Final Thoughts

Ancient methods of preserving knowledge before books provide valuable insights into the ingenuity and resourcefulness of our ancestors. These techniques, although no longer practical in today’s digital age, hold philosophical implications for the future of knowledge preservation.

As technology continues to advance, it raises questions about the longevity and accessibility of information. The future of knowledge preservation lies in finding innovative ways to safeguard our collective wisdom while ensuring its availability for generations to come.

Frequently Asked Questions

What Are Some Examples of Ancient Civilizations That Used Methods Other Than Books to Preserve Knowledge?

Examples of ancient civilizations using alternative methods to preserve knowledge include the Sumerians‘ clay tablets, the Egyptians‘ papyrus scrolls, and the Mayans‘ codices. Each method had its pros and cons in terms of durability and accessibility.

How Did Ancient Civilizations Ensure the Longevity and Durability of Papyrus and Clay Tablets?

The preservation techniques employed by ancient civilizations ensured the longevity and durability of papyrus and clay tablets. Advancements in writing materials and techniques, such as proper storage conditions and protective coverings, contributed to their lasting existence.

What Were the Limitations of Using Papyrus and Clay Tablets as Preservation Methods?

The limitations of papyrus and clay tablets as preservation methods include their fragility and susceptibility to damage. These ancient materials were prone to deterioration over time, resulting in the loss or destruction of valuable knowledge.

Did Ancient Societies Have Any Systems in Place to Organize and Categorize Their Preserved Knowledge?

Ancient societies developed systems to organize and categorize their preserved knowledge. These systems varied, with some using alphabetical or hierarchical structures, while others relied on mnemonic devices or oral traditions. Such methods facilitated the retrieval and dissemination of information in a pre-book era.

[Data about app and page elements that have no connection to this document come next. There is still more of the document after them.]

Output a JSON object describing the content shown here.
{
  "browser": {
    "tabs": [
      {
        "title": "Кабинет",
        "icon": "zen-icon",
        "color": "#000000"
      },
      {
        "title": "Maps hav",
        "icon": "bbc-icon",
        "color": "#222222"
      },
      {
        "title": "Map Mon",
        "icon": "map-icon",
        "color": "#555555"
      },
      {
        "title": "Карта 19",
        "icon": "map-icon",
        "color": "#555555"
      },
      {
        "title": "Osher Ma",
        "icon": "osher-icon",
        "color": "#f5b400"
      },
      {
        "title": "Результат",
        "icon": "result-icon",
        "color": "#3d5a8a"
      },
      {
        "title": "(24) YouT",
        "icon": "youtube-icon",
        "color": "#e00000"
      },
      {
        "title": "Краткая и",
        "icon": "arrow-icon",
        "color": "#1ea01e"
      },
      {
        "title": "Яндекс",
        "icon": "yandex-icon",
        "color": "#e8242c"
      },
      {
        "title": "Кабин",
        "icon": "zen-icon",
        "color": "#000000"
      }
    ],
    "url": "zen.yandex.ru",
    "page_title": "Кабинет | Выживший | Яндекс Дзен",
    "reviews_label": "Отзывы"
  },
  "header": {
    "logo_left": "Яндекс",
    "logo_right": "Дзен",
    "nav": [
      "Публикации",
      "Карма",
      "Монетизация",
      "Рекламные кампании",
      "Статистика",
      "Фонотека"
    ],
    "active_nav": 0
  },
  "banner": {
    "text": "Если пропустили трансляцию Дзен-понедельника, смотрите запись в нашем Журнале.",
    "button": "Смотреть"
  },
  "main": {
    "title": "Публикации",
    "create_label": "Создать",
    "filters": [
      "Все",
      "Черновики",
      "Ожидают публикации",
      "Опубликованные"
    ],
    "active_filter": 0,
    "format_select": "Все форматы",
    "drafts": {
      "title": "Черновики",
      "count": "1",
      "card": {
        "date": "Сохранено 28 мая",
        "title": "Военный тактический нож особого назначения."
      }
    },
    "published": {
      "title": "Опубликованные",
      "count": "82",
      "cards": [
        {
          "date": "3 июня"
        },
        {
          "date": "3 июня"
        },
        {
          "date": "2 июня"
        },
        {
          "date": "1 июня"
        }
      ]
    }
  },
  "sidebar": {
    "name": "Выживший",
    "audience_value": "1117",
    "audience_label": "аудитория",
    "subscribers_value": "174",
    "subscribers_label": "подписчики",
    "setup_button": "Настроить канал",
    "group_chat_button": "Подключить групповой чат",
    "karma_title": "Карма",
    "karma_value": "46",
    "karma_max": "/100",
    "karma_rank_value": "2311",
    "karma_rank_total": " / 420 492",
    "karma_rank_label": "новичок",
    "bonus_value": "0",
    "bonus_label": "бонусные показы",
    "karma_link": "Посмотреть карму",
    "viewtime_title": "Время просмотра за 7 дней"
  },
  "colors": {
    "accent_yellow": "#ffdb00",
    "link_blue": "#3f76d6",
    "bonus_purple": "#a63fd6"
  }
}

How Did the Invention of Books Eventually Replace the Use of Papyrus and Clay Tablets for Preserving Knowledge?

The invention of books eventually replaced the use of papyrus and clay tablets for preserving knowledge through innovations in bookbinding techniques. This had a significant impact on education by providing a more efficient and accessible means of storing and disseminating information.